_TASK GOAL_
Check every line of the records below for the string "정리중금액" and copy the ones that have it.

Start of DATA

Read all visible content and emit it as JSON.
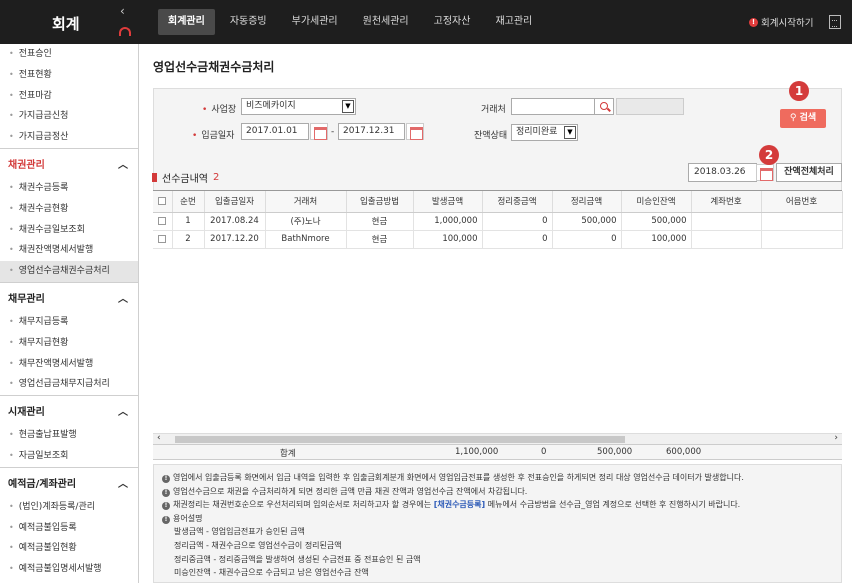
{
  "app": {
    "logo": "회계",
    "collapse_icon": "‹",
    "nav": [
      "회계관리",
      "자동증빙",
      "부가세관리",
      "원천세관리",
      "고정자산",
      "재고관리"
    ],
    "start_guide": "회계시작하기",
    "start_guide_icon": "!"
  },
  "sidebar": {
    "top_items": [
      "전표승인",
      "전표현황",
      "전표마감",
      "가지급금신청",
      "가지급금정산"
    ],
    "groups": [
      {
        "title": "채권관리",
        "items": [
          "채권수금등록",
          "채권수금현황",
          "채권수금일보조회",
          "채권잔액명세서발행",
          "영업선수금채권수금처리"
        ]
      },
      {
        "title": "채무관리",
        "items": [
          "채무지급등록",
          "채무지급현황",
          "채무잔액명세서발행",
          "영업선급금채무지급처리"
        ]
      },
      {
        "title": "시재관리",
        "items": [
          "현금출납표발행",
          "자금일보조회"
        ]
      },
      {
        "title": "예적금/계좌관리",
        "items": [
          "(법인)계좌등록/관리",
          "예적금불입등록",
          "예적금불입현황",
          "예적금불입명세서발행"
        ]
      }
    ]
  },
  "page": {
    "title": "영업선수금채권수금처리",
    "filters": {
      "business_label": "사업장",
      "business_value": "비즈메카이지",
      "period_label": "입금일자",
      "date_from": "2017.01.01",
      "date_to": "2017.12.31",
      "partner_label": "거래처",
      "partner_value": "",
      "balance_label": "잔액상태",
      "balance_value": "정리미완료",
      "search_button": "검색",
      "period_sep": "-"
    },
    "badge1": "1",
    "badge2": "2",
    "section_title": "선수금내역",
    "section_count": "2",
    "base_date": "2018.03.26",
    "balance_button": "잔액전체처리",
    "table": {
      "headers": [
        "",
        "순번",
        "입출금일자",
        "거래처",
        "입출금방법",
        "발생금액",
        "정리중금액",
        "정리금액",
        "미승인잔액",
        "계좌번호",
        "어음번호"
      ],
      "rows": [
        [
          "1",
          "2017.08.24",
          "(주)노나",
          "현금",
          "1,000,000",
          "0",
          "500,000",
          "500,000",
          "",
          ""
        ],
        [
          "2",
          "2017.12.20",
          "BathNmore",
          "현금",
          "100,000",
          "0",
          "0",
          "100,000",
          "",
          ""
        ]
      ],
      "total_label": "합계",
      "totals": [
        "1,100,000",
        "0",
        "500,000",
        "600,000"
      ]
    },
    "notes": [
      "영업에서 입출금등록 화면에서 입금 내역을 입력한 후 입출금회계분개 화면에서 영업입금전표를 생성한 후 전표승인을 하게되면 정리 대상 영업선수금 데이터가 발생합니다.",
      "영업선수금으로 채권을 수금처리하게 되면 정리한 금액 만큼 채권 잔액과 영업선수금 잔액에서 차감됩니다.",
      "채권정리는 채권번호순으로 우선처리되며 임의순서로 처리하고자 할 경우에는",
      "[채권수금등록]",
      "메뉴에서 수금방법을 선수금_영업 계정으로 선택한 후 진행하시기 바랍니다.",
      "용어설명"
    ],
    "glossary": [
      "발생금액 - 영업입금전표가 승인된 금액",
      "정리금액 - 채권수금으로 영업선수금이 정리된금액",
      "정리중금액 - 정리중금액을 발생하여 생성된 수금전표 중 전표승인 된 금액",
      "미승인잔액 - 채권수금으로 수금되고 남은 영업선수금 잔액"
    ]
  }
}
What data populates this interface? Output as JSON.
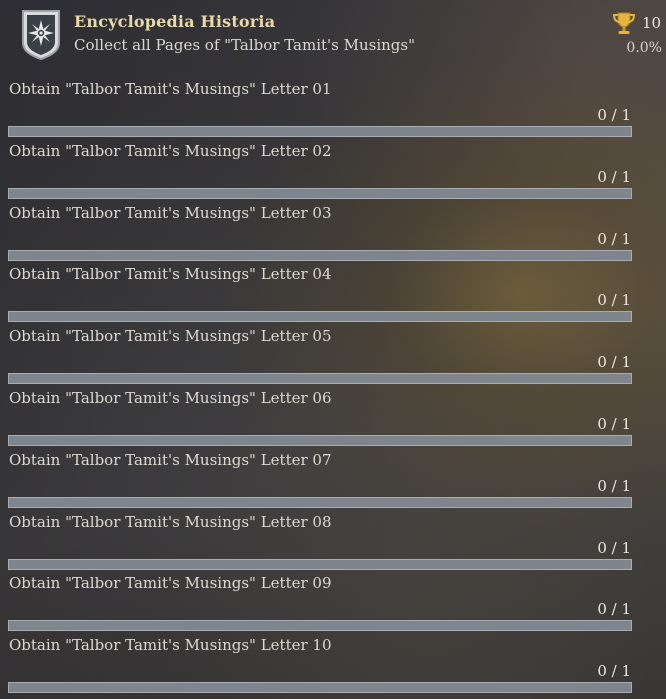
{
  "header": {
    "badge_icon": "shield-compass-icon",
    "title": "Encyclopedia Historia",
    "subtitle": "Collect all Pages of \"Talbor Tamit's Musings\"",
    "trophy_icon": "trophy-icon",
    "points": "10",
    "percent": "0.0%"
  },
  "colors": {
    "title": "#e9d9a8",
    "progress_track": "#7e858c",
    "progress_fill": "#c9a850"
  },
  "tasks": [
    {
      "label": "Obtain \"Talbor Tamit's Musings\" Letter 01",
      "count": "0 / 1",
      "progress": 0
    },
    {
      "label": "Obtain \"Talbor Tamit's Musings\" Letter 02",
      "count": "0 / 1",
      "progress": 0
    },
    {
      "label": "Obtain \"Talbor Tamit's Musings\" Letter 03",
      "count": "0 / 1",
      "progress": 0
    },
    {
      "label": "Obtain \"Talbor Tamit's Musings\" Letter 04",
      "count": "0 / 1",
      "progress": 0
    },
    {
      "label": "Obtain \"Talbor Tamit's Musings\" Letter 05",
      "count": "0 / 1",
      "progress": 0
    },
    {
      "label": "Obtain \"Talbor Tamit's Musings\" Letter 06",
      "count": "0 / 1",
      "progress": 0
    },
    {
      "label": "Obtain \"Talbor Tamit's Musings\" Letter 07",
      "count": "0 / 1",
      "progress": 0
    },
    {
      "label": "Obtain \"Talbor Tamit's Musings\" Letter 08",
      "count": "0 / 1",
      "progress": 0
    },
    {
      "label": "Obtain \"Talbor Tamit's Musings\" Letter 09",
      "count": "0 / 1",
      "progress": 0
    },
    {
      "label": "Obtain \"Talbor Tamit's Musings\" Letter 10",
      "count": "0 / 1",
      "progress": 0
    }
  ]
}
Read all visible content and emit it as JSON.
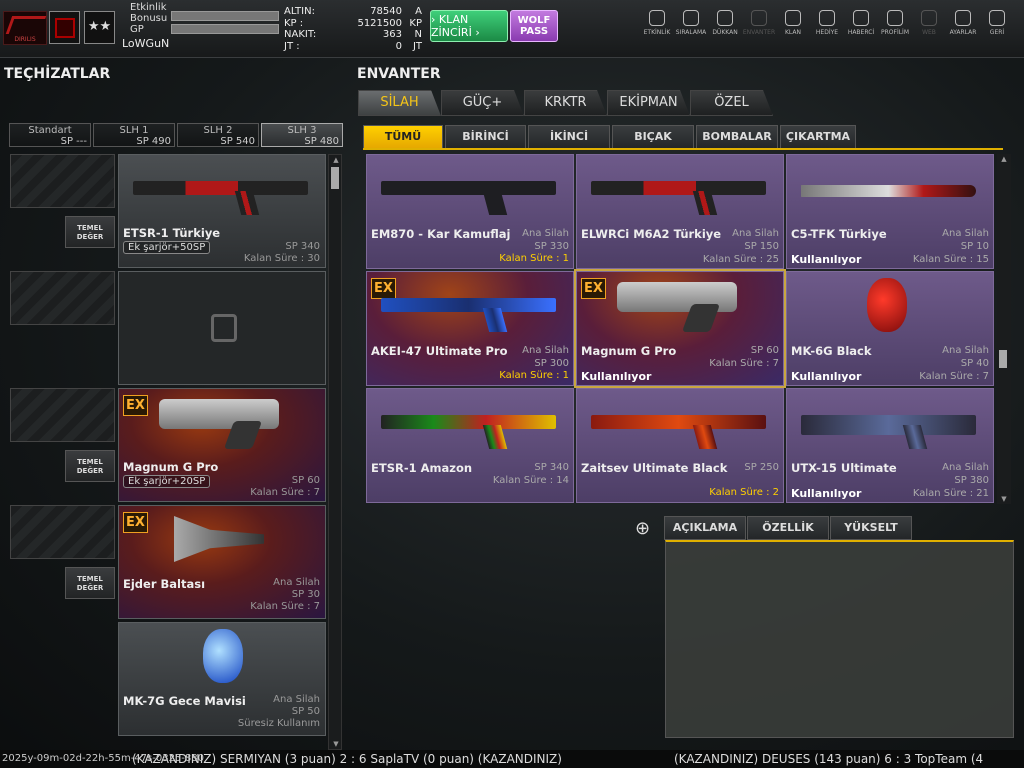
{
  "player": {
    "labels": [
      "Etkinlik",
      "Bonusu",
      "GP"
    ],
    "name": "LoWGuN",
    "logo_text": "DIRILIS",
    "emblem_stars": "★★"
  },
  "currency": [
    {
      "k": "ALTIN:",
      "v": "78540",
      "u": "A"
    },
    {
      "k": "KP  :",
      "v": "5121500",
      "u": "KP"
    },
    {
      "k": "NAKIT:",
      "v": "363",
      "u": "N"
    },
    {
      "k": "JT  :",
      "v": "0",
      "u": "JT"
    }
  ],
  "klan_button": "› KLAN ZİNCİRİ ›",
  "wolf_button": "WOLF PASS",
  "nav": [
    "ETKİNLİK",
    "SIRALAMA",
    "DÜKKAN",
    "ENVANTER",
    "KLAN",
    "HEDİYE",
    "HABERCİ",
    "PROFİLİM",
    "WEB",
    "AYARLAR",
    "GERİ"
  ],
  "left": {
    "title": "TEÇHİZATLAR",
    "slots": [
      {
        "n": "Standart",
        "sp": "SP ---"
      },
      {
        "n": "SLH 1",
        "sp": "SP 490"
      },
      {
        "n": "SLH 2",
        "sp": "SP 540"
      },
      {
        "n": "SLH 3",
        "sp": "SP 480"
      }
    ],
    "temel": "TEMEL DEĞER",
    "cards": [
      {
        "name": "ETSR-1 Türkiye",
        "badge": "Ek şarjör+50SP",
        "sp": "SP 340",
        "time": "Kalan Süre : 30"
      },
      {
        "name": "Magnum G Pro",
        "badge": "Ek şarjör+20SP",
        "sp": "SP 60",
        "time": "Kalan Süre : 7"
      },
      {
        "name": "Ejder Baltası",
        "role": "Ana Silah",
        "sp": "SP 30",
        "time": "Kalan Süre : 7"
      },
      {
        "name": "MK-7G Gece Mavisi",
        "role": "Ana Silah",
        "sp": "SP 50",
        "time": "Süresiz Kullanım"
      }
    ]
  },
  "right": {
    "title": "ENVANTER",
    "tabs": [
      "SİLAH",
      "GÜÇ+",
      "KRKTR",
      "EKİPMAN",
      "ÖZEL"
    ],
    "subtabs": [
      "TÜMÜ",
      "BİRİNCİ",
      "İKİNCİ",
      "BIÇAK",
      "BOMBALAR",
      "ÇIKARTMA"
    ],
    "items": [
      {
        "name": "EM870 - Kar Kamuflaj",
        "role": "Ana Silah",
        "sp": "SP 330",
        "status": "",
        "time": "Kalan Süre : 1"
      },
      {
        "name": "ELWRCi M6A2 Türkiye",
        "role": "Ana Silah",
        "sp": "SP 150",
        "status": "",
        "time": "Kalan Süre : 25"
      },
      {
        "name": "C5-TFK Türkiye",
        "role": "Ana Silah",
        "sp": "SP 10",
        "status": "Kullanılıyor",
        "time": "Kalan Süre : 15"
      },
      {
        "name": "AKEI-47 Ultimate Pro",
        "role": "Ana Silah",
        "sp": "SP 300",
        "status": "",
        "time": "Kalan Süre : 1"
      },
      {
        "name": "Magnum G Pro",
        "role": "",
        "sp": "SP 60",
        "status": "Kullanılıyor",
        "time": "Kalan Süre : 7"
      },
      {
        "name": "MK-6G Black",
        "role": "Ana Silah",
        "sp": "SP 40",
        "status": "Kullanılıyor",
        "time": "Kalan Süre : 7"
      },
      {
        "name": "ETSR-1 Amazon",
        "role": "",
        "sp": "SP 340",
        "status": "",
        "time": "Kalan Süre : 14"
      },
      {
        "name": "Zaitsev Ultimate Black",
        "role": "",
        "sp": "SP 250",
        "status": "",
        "time": "Kalan Süre : 2"
      },
      {
        "name": "UTX-15 Ultimate",
        "role": "Ana Silah",
        "sp": "SP 380",
        "status": "Kullanılıyor",
        "time": "Kalan Süre : 21"
      }
    ],
    "desc_tabs": [
      "AÇIKLAMA",
      "ÖZELLİK",
      "YÜKSELT"
    ]
  },
  "ticker": {
    "a": "(KAZANDINIZ) SERMIYAN (3 puan) 2 : 6 SaplaTV (0 puan) (KAZANDINIZ)",
    "b": "(KAZANDINIZ) DEUSES (143 puan) 6 : 3 TopTeam (4",
    "stamp": "2025y-09m-02d-22h-55m-47s-0325-880"
  }
}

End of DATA

_THE ANSWER_
        "정리중금액",
      "정리중금액 - 정리중금액을 발생하여 생성된 수금전표 중 전표승인 된 금액",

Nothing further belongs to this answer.